Today, December 6, is the feast of Saint Nicholas. While popularly associated with Santa Claus, he was so much more than the image of Santa many of us have.
[An audio version of this post will be uploaded when finished.]
This time of year, it is not uncommon to hear people refer to “Jolly Ol’ Saint Nick”. But just who was Saint Nicholas? And how does the common and popular image of Saint Nicholas compare to the real Saint Nicholas?
He lived in the fourth century in Myra (now modern-day Turkey), where he ultimately became the bishop. While the historical record is a little unclear, it is believed he was a bishop at the Council of Nicea in 325. In fact, it may be he was not referenced as attending the council because it was thought he slapped or beat Arius, who believe that Jesus was divine but not really fully human, or that he slapped or hit some other heretic.

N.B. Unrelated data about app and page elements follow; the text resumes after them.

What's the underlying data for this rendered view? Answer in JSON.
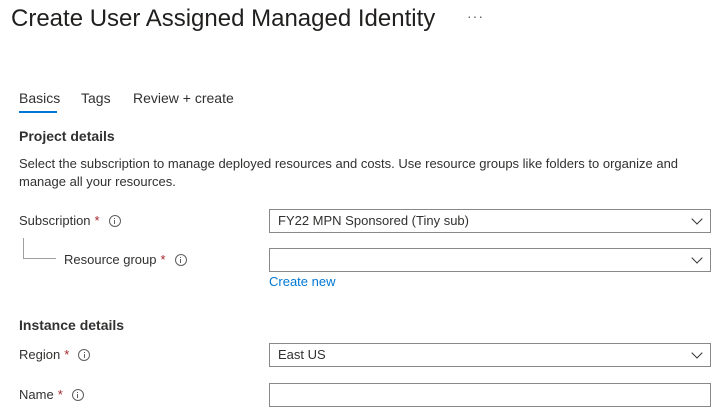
{
  "header": {
    "title": "Create User Assigned Managed Identity",
    "more_label": "···"
  },
  "tabs": [
    {
      "label": "Basics",
      "selected": true
    },
    {
      "label": "Tags",
      "selected": false
    },
    {
      "label": "Review + create",
      "selected": false
    }
  ],
  "project": {
    "heading": "Project details",
    "description": "Select the subscription to manage deployed resources and costs. Use resource groups like folders to organize and manage all your resources.",
    "subscription": {
      "label": "Subscription",
      "required": "*",
      "value": "FY22 MPN Sponsored (Tiny sub)"
    },
    "resource_group": {
      "label": "Resource group",
      "required": "*",
      "value": "",
      "create_new_label": "Create new"
    }
  },
  "instance": {
    "heading": "Instance details",
    "region": {
      "label": "Region",
      "required": "*",
      "value": "East US"
    },
    "name": {
      "label": "Name",
      "required": "*",
      "value": ""
    }
  },
  "colors": {
    "accent": "#0078d4",
    "required": "#a4262c",
    "border": "#8a8886"
  }
}
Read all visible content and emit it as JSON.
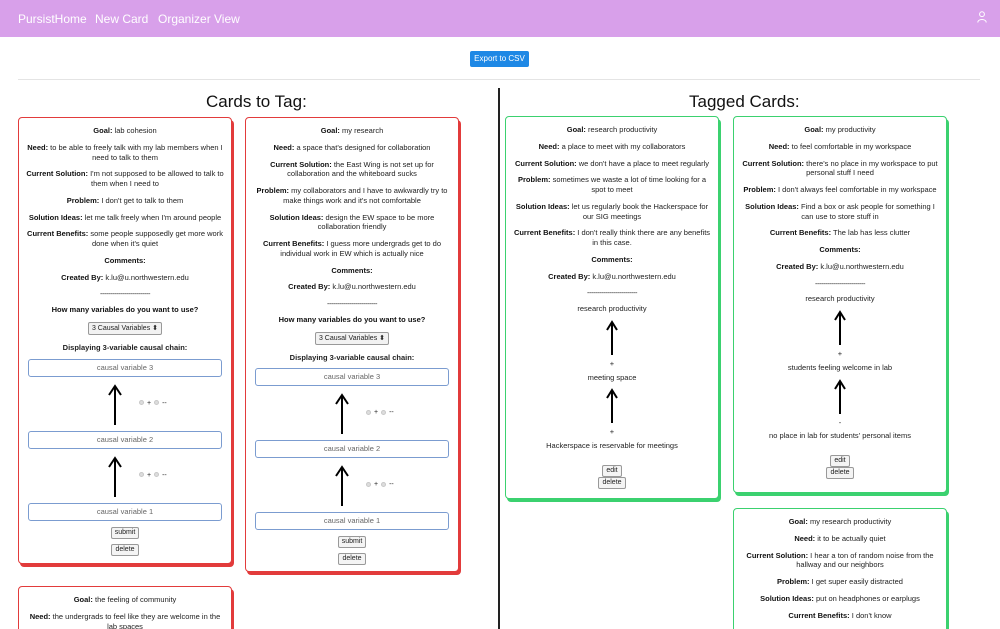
{
  "nav": {
    "brand": "PursistHome",
    "new_card": "New Card",
    "organizer": "Organizer View",
    "user_icon": "user-icon"
  },
  "toolbar": {
    "export": "Export to CSV"
  },
  "headings": {
    "left": "Cards to Tag:",
    "right": "Tagged Cards:"
  },
  "labels": {
    "goal": "Goal:",
    "need": "Need:",
    "current_solution": "Current Solution:",
    "problem": "Problem:",
    "solution_ideas": "Solution Ideas:",
    "current_benefits": "Current Benefits:",
    "comments": "Comments:",
    "created_by": "Created By:",
    "separator": "-------------------------",
    "how_many": "How many variables do you want to use?",
    "displaying": "Displaying 3-variable causal chain:",
    "select_value": "3 Causal Variables",
    "cv3": "causal variable 3",
    "cv2": "causal variable 2",
    "cv1": "causal variable 1",
    "plus": "+",
    "minus": "--",
    "submit": "submit",
    "delete": "delete",
    "edit": "edit"
  },
  "cards_to_tag": [
    {
      "goal": "lab cohesion",
      "need": "to be able to freely talk with my lab members when I need to talk to them",
      "current_solution": "I'm not supposed to be allowed to talk to them when I need to",
      "problem": "I don't get to talk to them",
      "solution_ideas": "let me talk freely when I'm around people",
      "current_benefits": "some people supposedly get more work done when it's quiet",
      "created_by": "k.lu@u.northwestern.edu"
    },
    {
      "goal": "my research",
      "need": "a space that's designed for collaboration",
      "current_solution": "the East Wing is not set up for collaboration and the whiteboard sucks",
      "problem": "my collaborators and I have to awkwardly try to make things work and it's not comfortable",
      "solution_ideas": "design the EW space to be more collaboration friendly",
      "current_benefits": "I guess more undergrads get to do individual work in EW which is actually nice",
      "created_by": "k.lu@u.northwestern.edu"
    },
    {
      "goal": "the feeling of community",
      "need": "the undergrads to feel like they are welcome in the lab spaces"
    }
  ],
  "tagged_cards": [
    {
      "goal": "research productivity",
      "need": "a place to meet with my collaborators",
      "current_solution": "we don't have a place to meet regularly",
      "problem": "sometimes we waste a lot of time looking for a spot to meet",
      "solution_ideas": "let us regularly book the Hackerspace for our SIG meetings",
      "current_benefits": "I don't really think there are any benefits in this case.",
      "created_by": "k.lu@u.northwestern.edu",
      "chain": [
        "research productivity",
        "meeting space",
        "Hackerspace is reservable for meetings"
      ],
      "signs": [
        "+",
        "+"
      ]
    },
    {
      "goal": "my productivity",
      "need": "to feel comfortable in my workspace",
      "current_solution": "there's no place in my workspace to put personal stuff I need",
      "problem": "I don't always feel comfortable in my workspace",
      "solution_ideas": "Find a box or ask people for something I can use to store stuff in",
      "current_benefits": "The lab has less clutter",
      "created_by": "k.lu@u.northwestern.edu",
      "chain": [
        "research productivity",
        "students feeling welcome in lab",
        "no place in lab for students' personal items"
      ],
      "signs": [
        "+",
        "-"
      ]
    },
    {
      "goal": "my research productivity",
      "need": "it to be actually quiet",
      "current_solution": "I hear a ton of random noise from the hallway and our neighbors",
      "problem": "I get super easily distracted",
      "solution_ideas": "put on headphones or earplugs",
      "current_benefits": "I don't know"
    }
  ],
  "colors": {
    "navbar": "#d8a0ea",
    "export": "#1e88e5",
    "untagged_border": "#e23b3b",
    "tagged_border": "#3bd16f"
  }
}
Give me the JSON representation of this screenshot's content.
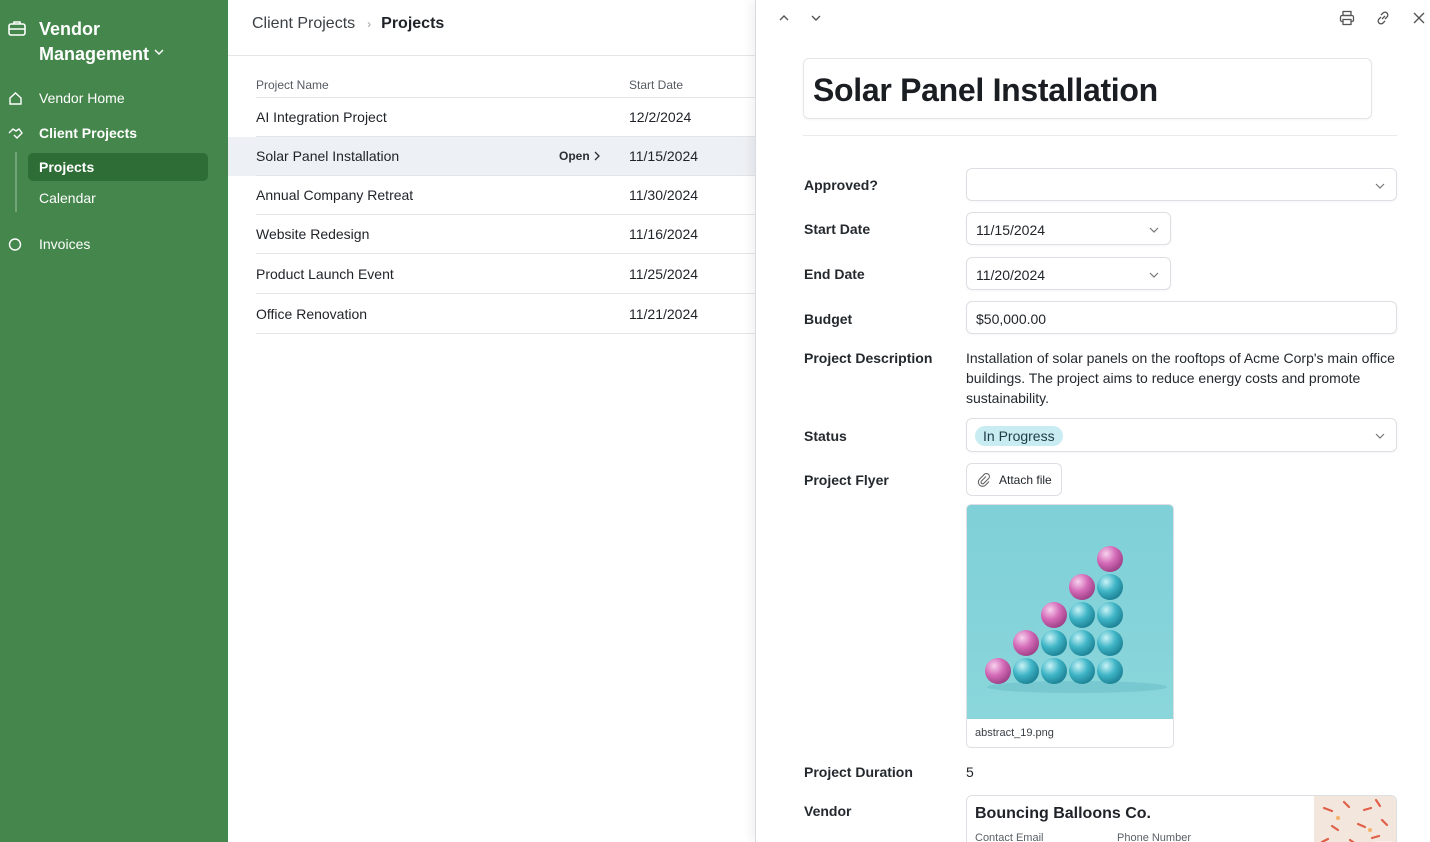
{
  "app": {
    "title": "Vendor Management"
  },
  "sidebar": {
    "items": [
      {
        "label": "Vendor Home",
        "icon": "home-icon"
      },
      {
        "label": "Client Projects",
        "icon": "handshake-icon"
      },
      {
        "label": "Invoices",
        "icon": "circle-icon"
      }
    ],
    "subitems": [
      {
        "label": "Projects",
        "active": true
      },
      {
        "label": "Calendar",
        "active": false
      }
    ],
    "colors": {
      "background": "#44864b",
      "active": "#2e6d35"
    }
  },
  "list": {
    "breadcrumb": {
      "parent": "Client Projects",
      "current": "Projects"
    },
    "columns": {
      "name": "Project Name",
      "start": "Start Date"
    },
    "open_label": "Open",
    "rows": [
      {
        "name": "AI Integration Project",
        "start": "12/2/2024"
      },
      {
        "name": "Solar Panel Installation",
        "start": "11/15/2024",
        "selected": true
      },
      {
        "name": "Annual Company Retreat",
        "start": "11/30/2024"
      },
      {
        "name": "Website Redesign",
        "start": "11/16/2024"
      },
      {
        "name": "Product Launch Event",
        "start": "11/25/2024"
      },
      {
        "name": "Office Renovation",
        "start": "11/21/2024"
      }
    ]
  },
  "detail": {
    "title": "Solar Panel Installation",
    "toolbar_icons": [
      "chevron-up-icon",
      "chevron-down-icon",
      "print-icon",
      "link-icon",
      "close-icon"
    ],
    "labels": {
      "approved": "Approved?",
      "start": "Start Date",
      "end": "End Date",
      "budget": "Budget",
      "description": "Project Description",
      "status": "Status",
      "flyer": "Project Flyer",
      "duration": "Project Duration",
      "vendor": "Vendor"
    },
    "values": {
      "approved": "",
      "start": "11/15/2024",
      "end": "11/20/2024",
      "budget": "$50,000.00",
      "description": "Installation of solar panels on the rooftops of Acme Corp's main office buildings. The project aims to reduce energy costs and promote sustainability.",
      "status": "In Progress",
      "attach_label": "Attach file",
      "flyer_filename": "abstract_19.png",
      "duration": "5"
    },
    "vendor": {
      "name": "Bouncing Balloons Co.",
      "contact_label": "Contact Email",
      "phone_label": "Phone Number"
    },
    "status_color": "#c8ecf2"
  }
}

In fact, the Nicene Creed, which we say at Sunday Mass and on Solemnities, is a summary of the beliefs of this council. A central belief arose, homoousios, or “of one substance” (the word “consubstantial in the creed) was articulated as Jesus being “of one substance” with the Father. In other words, when Jesus came to earth he was fully human, and yet, as the Divine Son of God, the Second Person of the Blessed Trinity, was also fully divine.
So where does Santa Claus Come From?
So when is it that Saint Nicholas become known as Santa Claus? We can largely attribute this connection to the Germans and Slavic Christians in Europe, especially during the 18th and 19th century. The name Nicholas comes from two Greek words, nike (meaning victory) and laos (meaning people). So, the world can either mean the people’s victory or the victory of the people. (You might see now why the shoe company chose the name Nike.)
The laos part of the name became a more familiar way to speak of Nicholas in German. And so, our use of the name Santa Claus comes from this formalized title for Saint Nicholas, Sinterklaas, or Saint Klass (Santa Claus). And yet when we look at the life of Saint Nicholas as a defender of the faith it hardly brings to mind the kindly image of Santa Claus. How is it Saint Nicholas became associated with Santa Claus?
Well, it is due to another story told about Saint Nicholas. It seems there were three little girls from a poor family. Things became so desperate the father even contemplated selling one of his daughters into slavery so that the others could eat. It is said that Saint Nicholas threw three gold coins down the chimney (which landed in the girls’ stockings — hence the Christmas stockings) so that the father could pay the bills.
Another version of the legend involved three boys who ate their fill in a restaurant but since they could not pay their bill, the innkeeper chopped them up and cooked them to make stew. It seems that Saint Nicholas stopped by and told the innkeeper that if one good thing could be found for each boy, Saint Nicholas would bring the boys back to life.
Still another legend involved three women who were unable to marry since they had no dowry. Seeing the sad women, Saint Nicholas put gold coins in the shoes of the women to pay their dowry. However it happened, Saint Nicholas became known for his kindness and generosity.
It could very well be the case today that we could bring the bishop who very much loved his Lord and his faith together with the kindness for which he became known. Could you think about how it is you could grow in faith and become more kind and generous?